"In you all the families of the earth shall be blessed" (Gen. 12:3, esv)...Christ himself fulfills these words, making the blessing of Abraham into a blessing for all who believe.
Because of this gospel blessing, we can hear "I am the Lord your God" as words addressed to us, since we too share the faith of Abraham. But notice what this commits us to. It means we Gentile believers in Christ are to be a blessing to the people of Israel, "that by the mercy shown to you they also may now receive mercy," as Paul says (Rom. 11:31, esv).
Alas, what sort of blessing have Gentile Christians been to Israel? So much persecution of the Jews fills our history. Even our evangelism has often meant attempting to put an end to them. As Messianic Jews have recently pointed out, that is what Christians did by demanding that Jews who accept Christ must cease to practice Judaism—in effect ceasing to be Jews. It meant turning them away from their covenant with the God of Abraham and Moses, as if we had forgotten that this was none other than the God and Father of our Lord Jesus Christ.
Here Cary demonstrates familiarity with the central claims in Messianic Jewish thought--the unity of Jewish identity and Jewish practice, the validity of "Judaism," the deep flaws in the historic Christiant "gospel" of "Jesus, not Judaism." (Readers who find merit in Cary's insights here may want to check out his Jonah commentary before Yom Kippur.)
One other article in CT which may be of interest to Messianic readers is Daniel Harrell's account of The 30-day Leviticus Challenge his church did. I was half-expecting a conclusion like this: "After a whole month of these tedious and difficult laws, we were all more grateful for God's grace which sets us free from the law." Sure enough, Harrell set up a conclusion remarkably similar to this...and then elegantly debunked it:
But if reading Leviticus only succeeds in making you feel bad for being a lousy Christian, you've missed its point. Leviticus isn't in the Bible merely to show you your need for grace. It's in the Bible to show you what grace is for. The ancient Israelites were already chosen people before God gave them the Law. The Law's purpose was never to save anybody. Rather, its purpose was to show saved people how to live a saved life.
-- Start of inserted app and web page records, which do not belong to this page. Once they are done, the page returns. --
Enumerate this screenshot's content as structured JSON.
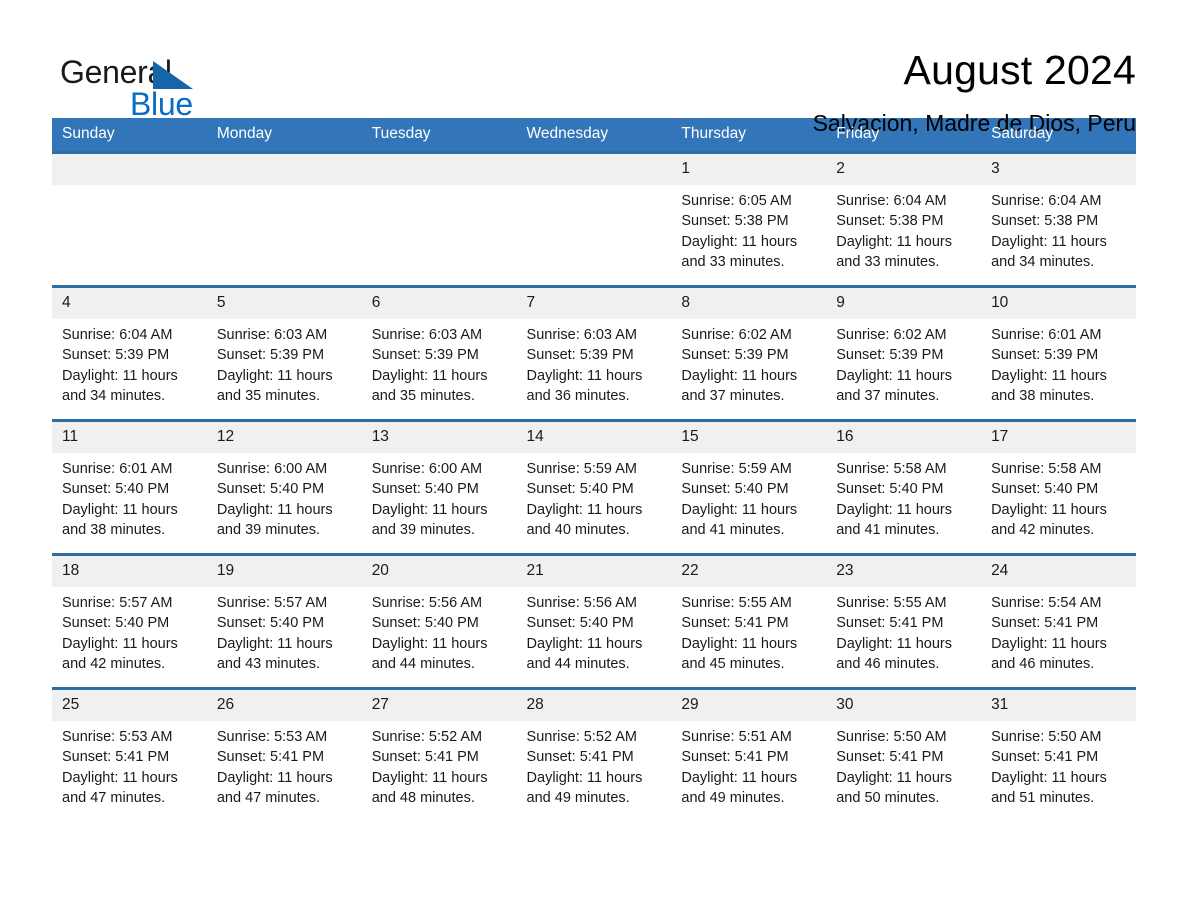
{
  "brand": {
    "name_first": "General",
    "name_second": "Blue",
    "triangle_icon": "triangle-icon"
  },
  "header": {
    "title": "August 2024",
    "location": "Salvacion, Madre de Dios, Peru"
  },
  "calendar": {
    "weekday_headers": [
      "Sunday",
      "Monday",
      "Tuesday",
      "Wednesday",
      "Thursday",
      "Friday",
      "Saturday"
    ],
    "labels": {
      "sunrise": "Sunrise:",
      "sunset": "Sunset:",
      "daylight": "Daylight:"
    },
    "weeks": [
      [
        {
          "day": "",
          "empty": true
        },
        {
          "day": "",
          "empty": true
        },
        {
          "day": "",
          "empty": true
        },
        {
          "day": "",
          "empty": true
        },
        {
          "day": "1",
          "sunrise": "Sunrise: 6:05 AM",
          "sunset": "Sunset: 5:38 PM",
          "daylight": "Daylight: 11 hours and 33 minutes."
        },
        {
          "day": "2",
          "sunrise": "Sunrise: 6:04 AM",
          "sunset": "Sunset: 5:38 PM",
          "daylight": "Daylight: 11 hours and 33 minutes."
        },
        {
          "day": "3",
          "sunrise": "Sunrise: 6:04 AM",
          "sunset": "Sunset: 5:38 PM",
          "daylight": "Daylight: 11 hours and 34 minutes."
        }
      ],
      [
        {
          "day": "4",
          "sunrise": "Sunrise: 6:04 AM",
          "sunset": "Sunset: 5:39 PM",
          "daylight": "Daylight: 11 hours and 34 minutes."
        },
        {
          "day": "5",
          "sunrise": "Sunrise: 6:03 AM",
          "sunset": "Sunset: 5:39 PM",
          "daylight": "Daylight: 11 hours and 35 minutes."
        },
        {
          "day": "6",
          "sunrise": "Sunrise: 6:03 AM",
          "sunset": "Sunset: 5:39 PM",
          "daylight": "Daylight: 11 hours and 35 minutes."
        },
        {
          "day": "7",
          "sunrise": "Sunrise: 6:03 AM",
          "sunset": "Sunset: 5:39 PM",
          "daylight": "Daylight: 11 hours and 36 minutes."
        },
        {
          "day": "8",
          "sunrise": "Sunrise: 6:02 AM",
          "sunset": "Sunset: 5:39 PM",
          "daylight": "Daylight: 11 hours and 37 minutes."
        },
        {
          "day": "9",
          "sunrise": "Sunrise: 6:02 AM",
          "sunset": "Sunset: 5:39 PM",
          "daylight": "Daylight: 11 hours and 37 minutes."
        },
        {
          "day": "10",
          "sunrise": "Sunrise: 6:01 AM",
          "sunset": "Sunset: 5:39 PM",
          "daylight": "Daylight: 11 hours and 38 minutes."
        }
      ],
      [
        {
          "day": "11",
          "sunrise": "Sunrise: 6:01 AM",
          "sunset": "Sunset: 5:40 PM",
          "daylight": "Daylight: 11 hours and 38 minutes."
        },
        {
          "day": "12",
          "sunrise": "Sunrise: 6:00 AM",
          "sunset": "Sunset: 5:40 PM",
          "daylight": "Daylight: 11 hours and 39 minutes."
        },
        {
          "day": "13",
          "sunrise": "Sunrise: 6:00 AM",
          "sunset": "Sunset: 5:40 PM",
          "daylight": "Daylight: 11 hours and 39 minutes."
        },
        {
          "day": "14",
          "sunrise": "Sunrise: 5:59 AM",
          "sunset": "Sunset: 5:40 PM",
          "daylight": "Daylight: 11 hours and 40 minutes."
        },
        {
          "day": "15",
          "sunrise": "Sunrise: 5:59 AM",
          "sunset": "Sunset: 5:40 PM",
          "daylight": "Daylight: 11 hours and 41 minutes."
        },
        {
          "day": "16",
          "sunrise": "Sunrise: 5:58 AM",
          "sunset": "Sunset: 5:40 PM",
          "daylight": "Daylight: 11 hours and 41 minutes."
        },
        {
          "day": "17",
          "sunrise": "Sunrise: 5:58 AM",
          "sunset": "Sunset: 5:40 PM",
          "daylight": "Daylight: 11 hours and 42 minutes."
        }
      ],
      [
        {
          "day": "18",
          "sunrise": "Sunrise: 5:57 AM",
          "sunset": "Sunset: 5:40 PM",
          "daylight": "Daylight: 11 hours and 42 minutes."
        },
        {
          "day": "19",
          "sunrise": "Sunrise: 5:57 AM",
          "sunset": "Sunset: 5:40 PM",
          "daylight": "Daylight: 11 hours and 43 minutes."
        },
        {
          "day": "20",
          "sunrise": "Sunrise: 5:56 AM",
          "sunset": "Sunset: 5:40 PM",
          "daylight": "Daylight: 11 hours and 44 minutes."
        },
        {
          "day": "21",
          "sunrise": "Sunrise: 5:56 AM",
          "sunset": "Sunset: 5:40 PM",
          "daylight": "Daylight: 11 hours and 44 minutes."
        },
        {
          "day": "22",
          "sunrise": "Sunrise: 5:55 AM",
          "sunset": "Sunset: 5:41 PM",
          "daylight": "Daylight: 11 hours and 45 minutes."
        },
        {
          "day": "23",
          "sunrise": "Sunrise: 5:55 AM",
          "sunset": "Sunset: 5:41 PM",
          "daylight": "Daylight: 11 hours and 46 minutes."
        },
        {
          "day": "24",
          "sunrise": "Sunrise: 5:54 AM",
          "sunset": "Sunset: 5:41 PM",
          "daylight": "Daylight: 11 hours and 46 minutes."
        }
      ],
      [
        {
          "day": "25",
          "sunrise": "Sunrise: 5:53 AM",
          "sunset": "Sunset: 5:41 PM",
          "daylight": "Daylight: 11 hours and 47 minutes."
        },
        {
          "day": "26",
          "sunrise": "Sunrise: 5:53 AM",
          "sunset": "Sunset: 5:41 PM",
          "daylight": "Daylight: 11 hours and 47 minutes."
        },
        {
          "day": "27",
          "sunrise": "Sunrise: 5:52 AM",
          "sunset": "Sunset: 5:41 PM",
          "daylight": "Daylight: 11 hours and 48 minutes."
        },
        {
          "day": "28",
          "sunrise": "Sunrise: 5:52 AM",
          "sunset": "Sunset: 5:41 PM",
          "daylight": "Daylight: 11 hours and 49 minutes."
        },
        {
          "day": "29",
          "sunrise": "Sunrise: 5:51 AM",
          "sunset": "Sunset: 5:41 PM",
          "daylight": "Daylight: 11 hours and 49 minutes."
        },
        {
          "day": "30",
          "sunrise": "Sunrise: 5:50 AM",
          "sunset": "Sunset: 5:41 PM",
          "daylight": "Daylight: 11 hours and 50 minutes."
        },
        {
          "day": "31",
          "sunrise": "Sunrise: 5:50 AM",
          "sunset": "Sunset: 5:41 PM",
          "daylight": "Daylight: 11 hours and 51 minutes."
        }
      ]
    ]
  },
  "colors": {
    "header_blue": "#3275b8",
    "row_border_blue": "#2e6da4",
    "daynum_gray": "#f0f0f0",
    "brand_blue": "#0a6cc4",
    "brand_triangle_blue": "#1565a8"
  }
}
Reading on, I was also impressed by the transformations Harrell described in the lives of the Challenge participants: continued Sabbath practice, the conclusion that confession of sin is the "modern, post-Jesus equivalent" of sacrifices, and a congregational "Day of Atonement" (during Lent), of which he wrote:
Many left with similar feelings of walking on air—as well as intentions to be more grounded in God—which is precisely what grace (and the Law) are supposed to do. I couldn't help but wonder why we tend to view obedience as so burdensome. Could it be that we've never really obeyed?
Sounds like a pretty decent Day of Atonement to me.
HT Glenn for the tip about the Cary article.